Five days later, with over 100 arrests and 8 cases, the police are back in control of the situation. Chief Minister Naveen Patnaik today visited Bhadrak to review the situation and meet the riot-affected people. The police have arrested a Muslim youth, son of a small-time  BJD leader, over his inflammatory Facebook comment.

Bhadrak town had more Muslims than Hindus before 1990, but the influx of Marwari businessmen after 1965 changed the demographics and made it a Hindu-majority town. The Marwaris soon took over most business establishments and by 1991, when the first-eve riot happened, they monopolised the trading scene. In March 1991, when riots took place in the lead-up to the Ramjanmabhoomi movement, the shops, godowns and houses of Marwari businessmen were attacked along the main roads. The riots soon spread to Soro, another small town located nearby, where 16 persons died.

Since then, regular peacemaking efforts between the two committees had restored communal harmony to a large extent.
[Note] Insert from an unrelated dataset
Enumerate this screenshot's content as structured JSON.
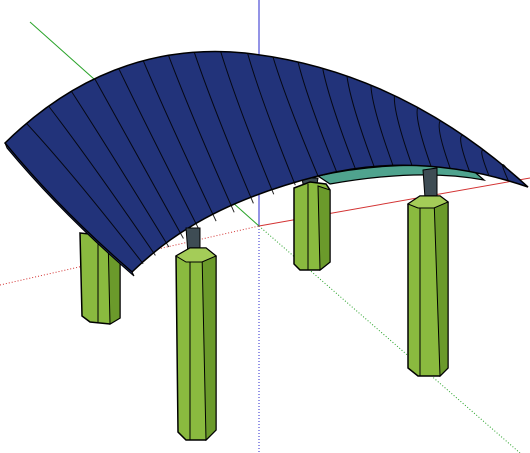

However, over last few years the peace committee has been rendered defunct with the administration and local political leadership making little effort to rein in the hotheads in both communities. While Bhadrak did not see any communal tension last year, the sudden rise in Ramnavami processions from 47 in last year to 65 this year certainly played a role in raising the temperature. In September last year, in neighbouring town of Soro police had to impose curfew for three days due to pelting of stones on a procession for the immersion of Ganesh idols. The same month, Pattamundai town in Kendrapara district too continued to simmer as members of minority community opposed the use of loudspeakers and beating of drums in front of a mosque during an immersion procession of Ma Khudurukuni, a local deity. In the steel city of Rourkela, section 144 of CrPC was imposed after some miscreants hurled bricks at an idol of Lord Ganesha when the immersion  procession reached minority-dominated Nala Road.

The lack of a full time collector during the Ramnavami festival was also a reason cited for the current violence. The previous one was on leave for a week before he retired at the end March, thus making the district effectively headless for over a fortnight. On April 9, the government finally curbed the use of social media in the town and its environs. A team of cyber crime sleuths from the CID have now identified over 150 people who either forwarded messages or posted inflammatory photos and comments through social media that fanned the fires during the riot. Five of the 150 identified are now being interrogated by the cybercrime cell over their role in fanning emotions.

Last week’s riot was not as deadly as the 1991 one or the 2008 riots of Kandhamal, but had the rioters got more time and used social media a little more cleverly, there could have been casualties. In July last year, Rourkela saw similar tensions during Lord Jagannath’s Rath yatra when a boy posted an objectionable comment about the minority community in a WhatsApp group. Timely action of the local police and effective coordination between elders of both communities saved the city.

The 2017 riot of Bhadrak is a reminder of the challenges that administrations face in times of social media.